In the end with the help of testing, we found that the simplest idea won out, and we ended up going with a simple tap as the trigger.
Key learning - prototyping
Prototyping is the best way to communicate an idea. It provides the team with a single idea to work from and is the most effective way of describing how an experience feels.
Use whatever gets the job done. Protoyping is a fast iterative process and you can be as dirty as you want and refine as you get a better idea from your prototype.
Digital iD was managed as a startup within Australia Post. This gave us a lot of room to aggressively pursue ambitious deadlines. This meant that some things had to take a back seat as we were hurtling towards our launch.
Soon after we launched, we kept on pursuing new features and progressing the product. Our style was evolving internally, but we were still bound by external agencies and enterprise red tape, which at times was a little frustrating. I decided to turn that frustration into opportunity. Rallying my teammates together, I suggested a refresh internally, as we knew the brand really well and we were on the frontlines with knowledge of how the product was evolving and how the business wanted to grow the product.
Each week in our design critique, we slowly changed the look, feel and tone of the product. This was achieved with close collaboration from designers, illustrators, copywriters, product owners and developers.
Key learning - critiques
Establish design principles — Principles turn a group of individuals into a team with a shared point of view. A critique without principles is nothing more than personal opinions based on some new design fad.
Running a critique — Establish clear roles. You need a presenter (person asking for feedback), audience (people providing the feedback) and a facilitator (ensure everyone keeps within their roles, document notes for the presenter and ask the presenter how they'll move forward)
Presenting — Describe the problem statement. I normally use: 'I am showing [early/mid/complete] work around [problem] because [why it's problem] and am looking for feedback [specific area of feedback desired]'
Providing feedback — Focus on asking questions not making statements. This allows the presenter to focus on expressing their reasoning instead of being defensive.

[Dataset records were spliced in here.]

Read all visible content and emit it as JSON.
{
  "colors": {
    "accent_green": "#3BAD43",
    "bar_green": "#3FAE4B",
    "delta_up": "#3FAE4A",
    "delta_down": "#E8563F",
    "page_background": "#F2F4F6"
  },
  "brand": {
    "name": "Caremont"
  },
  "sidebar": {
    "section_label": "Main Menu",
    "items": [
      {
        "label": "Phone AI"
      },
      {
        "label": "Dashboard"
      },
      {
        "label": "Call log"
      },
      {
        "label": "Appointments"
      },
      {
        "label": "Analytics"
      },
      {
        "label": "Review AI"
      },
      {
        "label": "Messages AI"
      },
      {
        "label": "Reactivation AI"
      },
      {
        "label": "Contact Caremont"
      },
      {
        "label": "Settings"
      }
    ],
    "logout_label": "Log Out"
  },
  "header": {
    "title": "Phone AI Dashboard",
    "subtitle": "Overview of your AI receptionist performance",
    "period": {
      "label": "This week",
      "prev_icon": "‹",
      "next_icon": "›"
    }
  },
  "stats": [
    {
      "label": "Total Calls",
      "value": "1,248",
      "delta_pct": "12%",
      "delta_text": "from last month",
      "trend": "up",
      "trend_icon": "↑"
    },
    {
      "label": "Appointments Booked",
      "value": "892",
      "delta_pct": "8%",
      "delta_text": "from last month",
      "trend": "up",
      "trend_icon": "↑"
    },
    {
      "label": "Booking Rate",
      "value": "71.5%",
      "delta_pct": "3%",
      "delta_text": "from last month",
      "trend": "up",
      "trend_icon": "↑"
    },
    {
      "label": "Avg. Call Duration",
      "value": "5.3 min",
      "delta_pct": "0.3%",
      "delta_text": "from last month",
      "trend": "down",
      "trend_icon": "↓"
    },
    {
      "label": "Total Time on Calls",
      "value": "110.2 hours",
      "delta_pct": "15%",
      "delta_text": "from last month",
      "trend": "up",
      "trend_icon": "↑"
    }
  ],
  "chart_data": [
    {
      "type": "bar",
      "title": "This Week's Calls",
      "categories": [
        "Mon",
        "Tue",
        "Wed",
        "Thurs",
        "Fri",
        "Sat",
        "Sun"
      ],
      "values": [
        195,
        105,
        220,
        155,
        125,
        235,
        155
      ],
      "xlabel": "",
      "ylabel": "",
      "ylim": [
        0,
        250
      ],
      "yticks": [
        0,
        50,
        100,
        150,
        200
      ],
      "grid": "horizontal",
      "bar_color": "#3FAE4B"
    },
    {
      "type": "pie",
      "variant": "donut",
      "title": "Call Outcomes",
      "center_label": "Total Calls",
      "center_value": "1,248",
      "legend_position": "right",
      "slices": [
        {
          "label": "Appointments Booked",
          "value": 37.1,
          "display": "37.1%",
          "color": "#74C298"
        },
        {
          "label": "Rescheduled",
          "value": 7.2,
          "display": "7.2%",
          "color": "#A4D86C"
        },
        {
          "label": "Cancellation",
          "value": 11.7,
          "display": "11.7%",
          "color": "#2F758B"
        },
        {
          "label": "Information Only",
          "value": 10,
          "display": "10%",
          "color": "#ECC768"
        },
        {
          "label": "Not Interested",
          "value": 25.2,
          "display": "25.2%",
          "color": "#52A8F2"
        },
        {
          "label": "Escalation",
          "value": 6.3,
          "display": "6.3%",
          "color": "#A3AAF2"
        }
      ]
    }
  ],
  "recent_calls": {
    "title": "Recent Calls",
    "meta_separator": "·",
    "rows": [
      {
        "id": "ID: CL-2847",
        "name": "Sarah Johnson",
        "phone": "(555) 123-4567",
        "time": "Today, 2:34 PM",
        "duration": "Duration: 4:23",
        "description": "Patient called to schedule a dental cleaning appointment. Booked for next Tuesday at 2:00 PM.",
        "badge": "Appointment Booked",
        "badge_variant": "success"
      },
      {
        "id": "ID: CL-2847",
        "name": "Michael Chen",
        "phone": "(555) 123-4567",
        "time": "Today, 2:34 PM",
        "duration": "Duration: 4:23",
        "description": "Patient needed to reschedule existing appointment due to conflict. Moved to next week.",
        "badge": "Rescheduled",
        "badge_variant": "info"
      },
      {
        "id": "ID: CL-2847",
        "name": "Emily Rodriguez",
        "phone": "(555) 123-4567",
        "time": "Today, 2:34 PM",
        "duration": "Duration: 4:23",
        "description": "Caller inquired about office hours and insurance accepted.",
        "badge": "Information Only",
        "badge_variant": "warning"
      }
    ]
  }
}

Be positive — If you like something, let the presenter know and ask them how it might evolve, how you could use it in your problems, how it might scale. These all lead to more robust patterns and solutions
Creating and maintaining a design system
As lead designer, I realised early on that, in order for us to achieve our ambitious launch date, we needed the ability to iterate on designs and prototypes quickly. In addition to that, as the team expanded, it was also critical that we maintained consistency and everyone was not only talking the same language, but also sharing, learning and using the same components.
A design system is a massive responsibility and also a big change to how things work and how designers mockup ideas and concepts. Initially, it was met with skepticism - no one likes change! My team mates were concerned with losing creativity, something that was a very important concern to me and to the business as well.
We developed a simple workflow to help everyone contribute and maintain the design system. Shared responsibility and ownership was important to us.
I suggested that we split our design system into 3 groups that built on each other: a simple set of primitives to ensure consistency, a default set of components and finally a home team set of component that was unique to their subset of the product.
Each week at our design critique, new additions could be discussed and if everyone saw value in adding a pattern that was in a home team design system, it would be added to the default set of components.
When that was pitched, everyone liked it as now the entire team was invested in maintaining and helping create a centralised source of truth, but also had the ability to be creative and contribute towards progressing the style of the product.